Once you have read the records below, restate them word for word.

========

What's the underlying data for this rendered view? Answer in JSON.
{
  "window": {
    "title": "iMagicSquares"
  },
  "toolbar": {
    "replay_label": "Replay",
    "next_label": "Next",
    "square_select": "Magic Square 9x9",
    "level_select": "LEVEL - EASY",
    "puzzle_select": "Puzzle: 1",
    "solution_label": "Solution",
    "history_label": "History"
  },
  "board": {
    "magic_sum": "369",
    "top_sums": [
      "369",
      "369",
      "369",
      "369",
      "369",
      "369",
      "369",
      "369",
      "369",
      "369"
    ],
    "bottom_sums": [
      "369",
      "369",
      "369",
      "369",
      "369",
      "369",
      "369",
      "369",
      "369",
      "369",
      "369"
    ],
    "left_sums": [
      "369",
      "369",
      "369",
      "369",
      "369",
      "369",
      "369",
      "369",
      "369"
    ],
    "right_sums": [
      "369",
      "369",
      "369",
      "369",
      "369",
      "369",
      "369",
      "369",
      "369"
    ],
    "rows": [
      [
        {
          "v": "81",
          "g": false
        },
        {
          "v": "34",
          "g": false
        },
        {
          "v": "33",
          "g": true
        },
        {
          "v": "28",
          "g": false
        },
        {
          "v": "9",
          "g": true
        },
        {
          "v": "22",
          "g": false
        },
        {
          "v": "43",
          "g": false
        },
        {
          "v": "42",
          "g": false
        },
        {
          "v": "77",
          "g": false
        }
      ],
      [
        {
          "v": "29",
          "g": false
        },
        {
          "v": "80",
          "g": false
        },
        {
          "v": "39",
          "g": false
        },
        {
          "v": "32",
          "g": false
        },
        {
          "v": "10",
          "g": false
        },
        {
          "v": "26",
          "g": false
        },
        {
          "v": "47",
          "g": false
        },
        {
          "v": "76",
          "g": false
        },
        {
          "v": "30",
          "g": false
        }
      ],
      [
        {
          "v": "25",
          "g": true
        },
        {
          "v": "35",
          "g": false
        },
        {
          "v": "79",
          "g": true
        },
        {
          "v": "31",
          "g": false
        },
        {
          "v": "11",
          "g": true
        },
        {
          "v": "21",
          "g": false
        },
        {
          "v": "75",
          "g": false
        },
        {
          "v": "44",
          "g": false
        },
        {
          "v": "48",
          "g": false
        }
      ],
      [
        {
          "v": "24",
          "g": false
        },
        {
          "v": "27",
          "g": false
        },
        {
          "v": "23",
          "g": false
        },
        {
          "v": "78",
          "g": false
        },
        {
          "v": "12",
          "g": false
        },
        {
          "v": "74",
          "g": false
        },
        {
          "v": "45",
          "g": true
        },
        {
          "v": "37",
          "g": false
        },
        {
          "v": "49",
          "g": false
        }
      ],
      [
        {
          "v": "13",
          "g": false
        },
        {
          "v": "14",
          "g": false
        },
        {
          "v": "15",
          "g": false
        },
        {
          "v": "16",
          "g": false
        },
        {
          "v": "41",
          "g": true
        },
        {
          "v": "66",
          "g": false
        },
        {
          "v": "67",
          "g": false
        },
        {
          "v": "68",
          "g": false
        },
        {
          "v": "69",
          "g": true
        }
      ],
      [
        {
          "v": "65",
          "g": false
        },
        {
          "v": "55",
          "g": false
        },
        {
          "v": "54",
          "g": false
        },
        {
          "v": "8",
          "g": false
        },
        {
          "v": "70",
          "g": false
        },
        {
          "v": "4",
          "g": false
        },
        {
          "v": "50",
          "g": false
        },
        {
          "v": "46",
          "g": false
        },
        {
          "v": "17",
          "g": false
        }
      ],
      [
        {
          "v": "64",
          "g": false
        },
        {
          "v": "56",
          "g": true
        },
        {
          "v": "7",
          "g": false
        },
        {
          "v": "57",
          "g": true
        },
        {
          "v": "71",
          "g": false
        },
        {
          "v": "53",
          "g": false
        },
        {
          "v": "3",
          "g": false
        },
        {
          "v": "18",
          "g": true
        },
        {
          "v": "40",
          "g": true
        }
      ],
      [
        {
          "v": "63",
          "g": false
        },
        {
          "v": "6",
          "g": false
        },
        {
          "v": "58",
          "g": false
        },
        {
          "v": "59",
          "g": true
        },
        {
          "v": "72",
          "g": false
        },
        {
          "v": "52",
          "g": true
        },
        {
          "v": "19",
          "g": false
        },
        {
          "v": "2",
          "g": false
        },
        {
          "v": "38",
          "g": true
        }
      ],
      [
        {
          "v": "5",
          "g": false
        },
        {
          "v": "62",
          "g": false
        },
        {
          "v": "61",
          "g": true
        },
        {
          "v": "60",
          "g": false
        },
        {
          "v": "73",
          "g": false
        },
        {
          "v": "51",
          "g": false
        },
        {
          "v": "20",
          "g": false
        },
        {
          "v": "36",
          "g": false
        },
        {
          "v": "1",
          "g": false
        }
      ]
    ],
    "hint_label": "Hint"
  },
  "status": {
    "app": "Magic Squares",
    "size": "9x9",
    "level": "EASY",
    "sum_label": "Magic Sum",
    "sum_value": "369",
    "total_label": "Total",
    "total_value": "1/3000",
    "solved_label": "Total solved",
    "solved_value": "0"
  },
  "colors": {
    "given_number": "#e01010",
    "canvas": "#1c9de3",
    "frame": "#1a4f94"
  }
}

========

> [Solution]:
What's the underlying data for this rendered view? Answer in JSON.
{
  "window": {
    "title": "iMagicSquares"
  },
  "toolbar": {
    "replay_label": "Replay",
    "next_label": "Next",
    "square_select": "Magic Square 9x9",
    "level_select": "LEVEL - EASY",
    "puzzle_select": "Puzzle: 1",
    "solution_label": "Solution",
    "history_label": "History"
  },
  "board": {
    "magic_sum": "369",
    "top_sums": [
      "369",
      "369",
      "369",
      "369",
      "369",
      "369",
      "369",
      "369",
      "369",
      "369"
    ],
    "bottom_sums": [
      "369",
      "369",
      "369",
      "369",
      "369",
      "369",
      "369",
      "369",
      "369",
      "369",
      "369"
    ],
    "left_sums": [
      "369",
      "369",
      "369",
      "369",
      "369",
      "369",
      "369",
      "369",
      "369"
    ],
    "right_sums": [
      "369",
      "369",
      "369",
      "369",
      "369",
      "369",
      "369",
      "369",
      "369"
    ],
    "rows": [
      [
        {
          "v": "81",
          "g": false
        },
        {
          "v": "34",
          "g": false
        },
        {
          "v": "33",
          "g": true
        },
        {
          "v": "28",
          "g": false
        },
        {
          "v": "9",
          "g": true
        },
        {
          "v": "22",
          "g": false
        },
        {
          "v": "43",
          "g": false
        },
        {
          "v": "42",
          "g": false
        },
        {
          "v": "77",
          "g": false
        }
      ],
      [
        {
          "v": "29",
          "g": false
        },
        {
          "v": "80",
          "g": false
        },
        {
          "v": "39",
          "g": false
        },
        {
          "v": "32",
          "g": false
        },
        {
          "v": "10",
          "g": false
        },
        {
          "v": "26",
          "g": false
        },
        {
          "v": "47",
          "g": false
        },
        {
          "v": "76",
          "g": false
        },
        {
          "v": "30",
          "g": false
        }
      ],
      [
        {
          "v": "25",
          "g": true
        },
        {
          "v": "35",
          "g": false
        },
        {
          "v": "79",
          "g": true
        },
        {
          "v": "31",
          "g": false
        },
        {
          "v": "11",
          "g": true
        },
        {
          "v": "21",
          "g": false
        },
        {
          "v": "75",
          "g": false
        },
        {
          "v": "44",
          "g": false
        },
        {
          "v": "48",
          "g": false
        }
      ],
      [
        {
          "v": "24",
          "g": false
        },
        {
          "v": "27",
          "g": false
        },
        {
          "v": "23",
          "g": false
        },
        {
          "v": "78",
          "g": false
        },
        {
          "v": "12",
          "g": false
        },
        {
          "v": "74",
          "g": false
        },
        {
          "v": "45",
          "g": true
        },
        {
          "v": "37",
          "g": false
        },
        {
          "v": "49",
          "g": false
        }
      ],
      [
        {
          "v": "13",
          "g": false
        },
        {
          "v": "14",
          "g": false
        },
        {
          "v": "15",
          "g": false
        },
        {
          "v": "16",
          "g": false
        },
        {
          "v": "41",
          "g": true
        },
        {
          "v": "66",
          "g": false
        },
        {
          "v": "67",
          "g": false
        },
        {
          "v": "68",
          "g": false
        },
        {
          "v": "69",
          "g": true
        }
      ],
      [
        {
          "v": "65",
          "g": false
        },
        {
          "v": "55",
          "g": false
        },
        {
          "v": "54",
          "g": false
        },
        {
          "v": "8",
          "g": false
        },
        {
          "v": "70",
          "g": false
        },
        {
          "v": "4",
          "g": false
        },
        {
          "v": "50",
          "g": false
        },
        {
          "v": "46",
          "g": false
        },
        {
          "v": "17",
          "g": false
        }
      ],
      [
        {
          "v": "64",
          "g": false
        },
        {
          "v": "56",
          "g": true
        },
        {
          "v": "7",
          "g": false
        },
        {
          "v": "57",
          "g": true
        },
        {
          "v": "71",
          "g": false
        },
        {
          "v": "53",
          "g": false
        },
        {
          "v": "3",
          "g": false
        },
        {
          "v": "18",
          "g": true
        },
        {
          "v": "40",
          "g": true
        }
      ],
      [
        {
          "v": "63",
          "g": false
        },
        {
          "v": "6",
          "g": false
        },
        {
          "v": "58",
          "g": false
        },
        {
          "v": "59",
          "g": true
        },
        {
          "v": "72",
          "g": false
        },
        {
          "v": "52",
          "g": true
        },
        {
          "v": "19",
          "g": false
        },
        {
          "v": "2",
          "g": false
        },
        {
          "v": "38",
          "g": true
        }
      ],
      [
        {
          "v": "5",
          "g": false
        },
        {
          "v": "62",
          "g": false
        },
        {
          "v": "61",
          "g": true
        },
        {
          "v": "60",
          "g": false
        },
        {
          "v": "73",
          "g": false
        },
        {
          "v": "51",
          "g": false
        },
        {
          "v": "20",
          "g": false
        },
        {
          "v": "36",
          "g": false
        },
        {
          "v": "1",
          "g": false
        }
      ]
    ],
    "hint_label": "Hint"
  },
  "status": {
    "app": "Magic Squares",
    "size": "9x9",
    "level": "EASY",
    "sum_label": "Magic Sum",
    "sum_value": "369",
    "total_label": "Total",
    "total_value": "1/3000",
    "solved_label": "Total solved",
    "solved_value": "0"
  },
  "colors": {
    "given_number": "#e01010",
    "canvas": "#1c9de3",
    "frame": "#1a4f94"
  }
}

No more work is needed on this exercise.